In high-humidity conditions, such as summertime in the southeastern United States or the tropics — where the relative humidity can easily reach or exceed 90 percent during the day — there is a tremendous amount of moisture in the air. This can be disastrous for curly hair. If curly hair is dry and damaged, it is very porous, and easily absorbs water from the air. In high-humidity conditions, this can cause curly hair to swell so much that cuticles are raised, making the surface of the hair very rough. These cuticles can then become entangled with cuticles of adjacent hairs and create a huge, tangled mass, which is prone to breakage. Also, curly hair swollen by excess water can lose its curl pattern, creating the dreaded summer frizz.

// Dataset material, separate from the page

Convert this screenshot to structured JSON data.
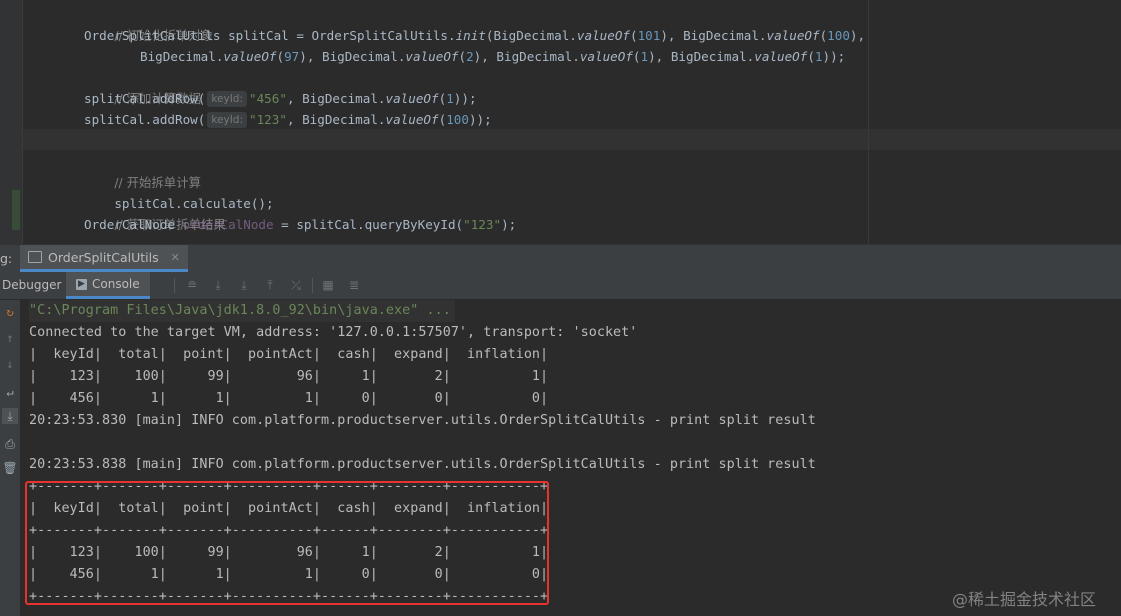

Clearly, products heavy in humectants will only exacerbate problems with humidity-induced frizz. Some humectants can also develop a sticky feeling when they become saturated with water, which is certainly an undesirable characteristic for hair. Thus, in tropical and subtropical climates, it is essential to maintain well-moisturized hair that is in good condition (which will be less prone to absorbing water from the hair). But it is preferable to use products containing fewer humectants or humectants with less hygroscopic capacity.”
Phytantriol — enhances moisture-retention, increases absorption of vitamins, panthenol, and amino acids into hair shaft, imparts gloss
Isoceteth-(3-10, 20, 30)
Isolaureth-(3-10, 20, 30)
taken from this article.
Damn…I believe that we all need to go back to school and major in chemistry! The article that I took the 2 ingredient lists from is ridiculously invaluable!